→ GOAL OF THE EXERCISE: Show every line of the data that contains the string "image".

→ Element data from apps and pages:
============
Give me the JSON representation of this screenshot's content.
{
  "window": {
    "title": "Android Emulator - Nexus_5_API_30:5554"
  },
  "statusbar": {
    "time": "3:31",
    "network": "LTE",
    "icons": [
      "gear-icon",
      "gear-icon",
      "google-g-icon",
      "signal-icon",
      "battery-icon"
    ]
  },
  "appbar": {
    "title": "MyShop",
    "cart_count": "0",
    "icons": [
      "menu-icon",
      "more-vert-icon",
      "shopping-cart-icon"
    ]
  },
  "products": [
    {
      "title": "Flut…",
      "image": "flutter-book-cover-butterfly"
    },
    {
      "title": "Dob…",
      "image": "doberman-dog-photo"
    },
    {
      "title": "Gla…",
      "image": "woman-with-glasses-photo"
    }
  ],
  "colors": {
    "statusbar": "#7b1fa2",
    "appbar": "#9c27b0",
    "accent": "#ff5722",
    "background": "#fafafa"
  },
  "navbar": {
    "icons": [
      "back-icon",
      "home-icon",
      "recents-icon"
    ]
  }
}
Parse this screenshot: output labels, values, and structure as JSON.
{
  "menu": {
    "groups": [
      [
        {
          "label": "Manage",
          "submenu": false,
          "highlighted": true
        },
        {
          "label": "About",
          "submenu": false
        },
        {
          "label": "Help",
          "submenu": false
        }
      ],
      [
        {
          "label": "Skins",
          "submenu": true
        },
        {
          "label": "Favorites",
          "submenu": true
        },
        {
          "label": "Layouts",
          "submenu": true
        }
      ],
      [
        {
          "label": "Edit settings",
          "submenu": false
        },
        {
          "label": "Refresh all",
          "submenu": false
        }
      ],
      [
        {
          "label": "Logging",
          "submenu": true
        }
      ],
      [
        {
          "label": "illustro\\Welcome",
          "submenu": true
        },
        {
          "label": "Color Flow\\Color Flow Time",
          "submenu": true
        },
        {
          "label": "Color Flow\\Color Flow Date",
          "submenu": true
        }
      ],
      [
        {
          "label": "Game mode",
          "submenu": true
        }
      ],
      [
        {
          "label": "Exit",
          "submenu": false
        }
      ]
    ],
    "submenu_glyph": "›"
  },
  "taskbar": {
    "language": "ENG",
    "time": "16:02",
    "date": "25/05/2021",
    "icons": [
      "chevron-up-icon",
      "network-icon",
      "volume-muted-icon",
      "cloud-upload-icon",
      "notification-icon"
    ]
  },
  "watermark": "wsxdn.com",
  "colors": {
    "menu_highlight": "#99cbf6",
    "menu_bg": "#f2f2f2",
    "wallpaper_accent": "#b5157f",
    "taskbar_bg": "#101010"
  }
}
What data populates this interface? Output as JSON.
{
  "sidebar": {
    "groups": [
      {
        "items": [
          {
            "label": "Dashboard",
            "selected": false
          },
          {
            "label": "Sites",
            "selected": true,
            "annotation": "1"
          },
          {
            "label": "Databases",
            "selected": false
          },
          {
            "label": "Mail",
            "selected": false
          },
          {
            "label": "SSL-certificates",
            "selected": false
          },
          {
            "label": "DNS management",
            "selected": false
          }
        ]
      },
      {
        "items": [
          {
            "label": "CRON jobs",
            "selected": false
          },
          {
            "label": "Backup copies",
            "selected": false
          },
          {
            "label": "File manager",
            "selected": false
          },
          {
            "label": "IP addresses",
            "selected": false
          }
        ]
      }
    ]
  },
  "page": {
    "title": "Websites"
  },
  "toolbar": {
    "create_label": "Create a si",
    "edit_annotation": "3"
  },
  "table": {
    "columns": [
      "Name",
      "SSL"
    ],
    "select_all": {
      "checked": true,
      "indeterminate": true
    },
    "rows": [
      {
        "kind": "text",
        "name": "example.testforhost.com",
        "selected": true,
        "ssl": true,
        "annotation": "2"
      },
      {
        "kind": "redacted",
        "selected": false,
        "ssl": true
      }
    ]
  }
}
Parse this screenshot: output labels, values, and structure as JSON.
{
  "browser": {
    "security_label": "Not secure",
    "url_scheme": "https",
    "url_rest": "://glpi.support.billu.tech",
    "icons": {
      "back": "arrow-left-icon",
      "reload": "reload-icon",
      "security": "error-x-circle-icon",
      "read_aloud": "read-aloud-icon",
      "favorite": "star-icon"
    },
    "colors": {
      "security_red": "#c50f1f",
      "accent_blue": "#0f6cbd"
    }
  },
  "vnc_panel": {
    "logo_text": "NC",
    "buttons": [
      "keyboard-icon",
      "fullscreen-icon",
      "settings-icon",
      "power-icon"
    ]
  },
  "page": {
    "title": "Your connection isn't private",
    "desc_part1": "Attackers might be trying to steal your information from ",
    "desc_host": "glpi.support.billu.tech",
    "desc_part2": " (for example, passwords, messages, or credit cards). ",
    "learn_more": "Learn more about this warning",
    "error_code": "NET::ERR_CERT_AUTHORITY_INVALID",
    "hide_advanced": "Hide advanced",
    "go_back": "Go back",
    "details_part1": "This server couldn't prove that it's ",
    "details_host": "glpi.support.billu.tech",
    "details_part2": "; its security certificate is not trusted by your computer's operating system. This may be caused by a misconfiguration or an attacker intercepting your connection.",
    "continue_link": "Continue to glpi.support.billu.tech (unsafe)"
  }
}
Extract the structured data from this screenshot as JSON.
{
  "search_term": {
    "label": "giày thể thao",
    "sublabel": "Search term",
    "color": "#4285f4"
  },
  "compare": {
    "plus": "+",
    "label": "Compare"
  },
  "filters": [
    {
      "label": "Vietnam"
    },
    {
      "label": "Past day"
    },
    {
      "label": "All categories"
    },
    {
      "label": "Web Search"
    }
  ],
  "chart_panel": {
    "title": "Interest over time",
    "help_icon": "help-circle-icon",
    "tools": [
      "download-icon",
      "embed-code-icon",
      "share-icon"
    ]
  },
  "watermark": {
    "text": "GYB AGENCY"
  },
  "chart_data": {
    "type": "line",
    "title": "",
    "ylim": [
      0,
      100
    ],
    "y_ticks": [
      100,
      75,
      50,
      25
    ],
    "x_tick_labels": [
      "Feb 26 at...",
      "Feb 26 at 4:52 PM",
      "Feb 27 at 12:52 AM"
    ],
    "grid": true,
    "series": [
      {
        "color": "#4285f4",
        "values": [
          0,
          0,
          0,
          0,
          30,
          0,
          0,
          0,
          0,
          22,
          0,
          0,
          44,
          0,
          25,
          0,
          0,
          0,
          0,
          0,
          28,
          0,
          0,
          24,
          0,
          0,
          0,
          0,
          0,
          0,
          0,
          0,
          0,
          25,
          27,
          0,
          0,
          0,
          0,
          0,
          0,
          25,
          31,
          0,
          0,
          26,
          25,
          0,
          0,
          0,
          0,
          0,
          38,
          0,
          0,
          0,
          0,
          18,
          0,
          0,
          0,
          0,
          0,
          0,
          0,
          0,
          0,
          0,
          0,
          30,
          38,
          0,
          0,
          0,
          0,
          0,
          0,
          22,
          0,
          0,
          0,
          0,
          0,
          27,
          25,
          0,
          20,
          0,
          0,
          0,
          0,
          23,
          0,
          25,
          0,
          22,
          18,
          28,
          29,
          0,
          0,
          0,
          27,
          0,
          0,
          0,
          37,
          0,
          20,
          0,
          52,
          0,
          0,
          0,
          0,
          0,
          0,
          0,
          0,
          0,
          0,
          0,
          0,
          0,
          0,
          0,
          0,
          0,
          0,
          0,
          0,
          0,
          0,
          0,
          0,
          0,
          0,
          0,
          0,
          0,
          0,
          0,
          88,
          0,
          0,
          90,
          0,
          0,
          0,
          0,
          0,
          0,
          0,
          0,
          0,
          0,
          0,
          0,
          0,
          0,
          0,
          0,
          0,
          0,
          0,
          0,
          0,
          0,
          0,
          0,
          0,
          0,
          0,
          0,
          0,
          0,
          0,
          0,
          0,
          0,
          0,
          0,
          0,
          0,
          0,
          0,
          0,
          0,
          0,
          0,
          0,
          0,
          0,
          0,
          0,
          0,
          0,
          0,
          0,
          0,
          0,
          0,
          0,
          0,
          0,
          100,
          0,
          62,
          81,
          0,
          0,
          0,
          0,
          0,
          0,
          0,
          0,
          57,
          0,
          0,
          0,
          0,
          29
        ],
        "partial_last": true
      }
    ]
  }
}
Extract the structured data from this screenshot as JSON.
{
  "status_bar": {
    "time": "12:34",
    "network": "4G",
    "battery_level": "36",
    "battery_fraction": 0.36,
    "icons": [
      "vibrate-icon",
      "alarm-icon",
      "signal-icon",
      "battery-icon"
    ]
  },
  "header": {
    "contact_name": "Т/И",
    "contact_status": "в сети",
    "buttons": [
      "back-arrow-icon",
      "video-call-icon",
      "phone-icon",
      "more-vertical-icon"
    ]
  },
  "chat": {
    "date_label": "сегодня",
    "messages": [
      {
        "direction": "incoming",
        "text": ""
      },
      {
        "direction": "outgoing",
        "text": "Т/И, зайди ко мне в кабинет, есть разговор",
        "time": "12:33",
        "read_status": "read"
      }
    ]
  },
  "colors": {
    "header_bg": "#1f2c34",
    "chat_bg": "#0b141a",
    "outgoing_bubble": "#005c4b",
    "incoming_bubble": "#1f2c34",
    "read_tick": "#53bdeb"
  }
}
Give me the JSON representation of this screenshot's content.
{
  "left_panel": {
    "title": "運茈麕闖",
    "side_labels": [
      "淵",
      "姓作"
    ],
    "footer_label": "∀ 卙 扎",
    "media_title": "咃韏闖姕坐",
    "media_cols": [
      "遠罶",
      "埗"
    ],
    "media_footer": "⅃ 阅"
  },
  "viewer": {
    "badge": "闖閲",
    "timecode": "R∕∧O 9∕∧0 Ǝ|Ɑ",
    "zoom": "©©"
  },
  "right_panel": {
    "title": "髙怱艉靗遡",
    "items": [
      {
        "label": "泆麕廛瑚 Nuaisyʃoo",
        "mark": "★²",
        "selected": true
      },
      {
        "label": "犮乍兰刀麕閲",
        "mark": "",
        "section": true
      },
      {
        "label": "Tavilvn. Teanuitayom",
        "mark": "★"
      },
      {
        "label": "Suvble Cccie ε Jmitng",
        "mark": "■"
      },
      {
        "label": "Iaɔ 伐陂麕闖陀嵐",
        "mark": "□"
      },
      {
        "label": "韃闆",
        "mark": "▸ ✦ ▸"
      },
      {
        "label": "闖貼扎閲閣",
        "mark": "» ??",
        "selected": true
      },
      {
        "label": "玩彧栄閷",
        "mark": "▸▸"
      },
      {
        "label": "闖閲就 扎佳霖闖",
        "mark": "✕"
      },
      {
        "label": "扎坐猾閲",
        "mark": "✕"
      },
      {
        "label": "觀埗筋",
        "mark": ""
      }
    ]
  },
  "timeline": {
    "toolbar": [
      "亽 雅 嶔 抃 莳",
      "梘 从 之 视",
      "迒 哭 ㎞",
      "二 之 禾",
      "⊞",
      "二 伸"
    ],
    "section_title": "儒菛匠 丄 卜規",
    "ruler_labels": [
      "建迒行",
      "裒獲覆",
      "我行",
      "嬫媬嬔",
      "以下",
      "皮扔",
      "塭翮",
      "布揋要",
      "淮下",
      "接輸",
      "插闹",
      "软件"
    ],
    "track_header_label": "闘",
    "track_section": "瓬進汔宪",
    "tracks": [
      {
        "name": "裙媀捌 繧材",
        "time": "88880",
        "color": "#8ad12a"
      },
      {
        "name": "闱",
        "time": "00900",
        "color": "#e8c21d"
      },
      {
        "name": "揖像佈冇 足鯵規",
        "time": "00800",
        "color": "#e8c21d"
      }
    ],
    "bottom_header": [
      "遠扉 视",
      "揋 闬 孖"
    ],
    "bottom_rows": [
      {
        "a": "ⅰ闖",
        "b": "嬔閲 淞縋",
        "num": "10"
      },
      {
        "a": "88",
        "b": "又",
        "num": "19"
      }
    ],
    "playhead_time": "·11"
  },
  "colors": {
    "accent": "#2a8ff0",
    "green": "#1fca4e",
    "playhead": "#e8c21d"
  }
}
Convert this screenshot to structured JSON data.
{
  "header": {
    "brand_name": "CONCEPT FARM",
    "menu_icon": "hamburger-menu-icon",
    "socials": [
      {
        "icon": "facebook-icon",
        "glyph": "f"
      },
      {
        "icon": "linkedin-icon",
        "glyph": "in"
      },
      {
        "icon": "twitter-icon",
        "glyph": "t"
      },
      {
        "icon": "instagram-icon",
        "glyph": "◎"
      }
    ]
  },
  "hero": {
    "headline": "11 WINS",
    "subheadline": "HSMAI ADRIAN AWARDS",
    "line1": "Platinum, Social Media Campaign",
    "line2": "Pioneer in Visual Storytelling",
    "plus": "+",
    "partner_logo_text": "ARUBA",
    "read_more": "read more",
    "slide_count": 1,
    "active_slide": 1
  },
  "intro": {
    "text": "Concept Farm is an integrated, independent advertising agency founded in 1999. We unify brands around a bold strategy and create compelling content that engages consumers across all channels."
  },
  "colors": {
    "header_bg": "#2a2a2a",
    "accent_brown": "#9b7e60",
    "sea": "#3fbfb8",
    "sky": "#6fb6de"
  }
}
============
→ REPLY:
      "image": "flutter-book-cover-butterfly"
      "image": "doberman-dog-photo"
      "image": "woman-with-glasses-photo"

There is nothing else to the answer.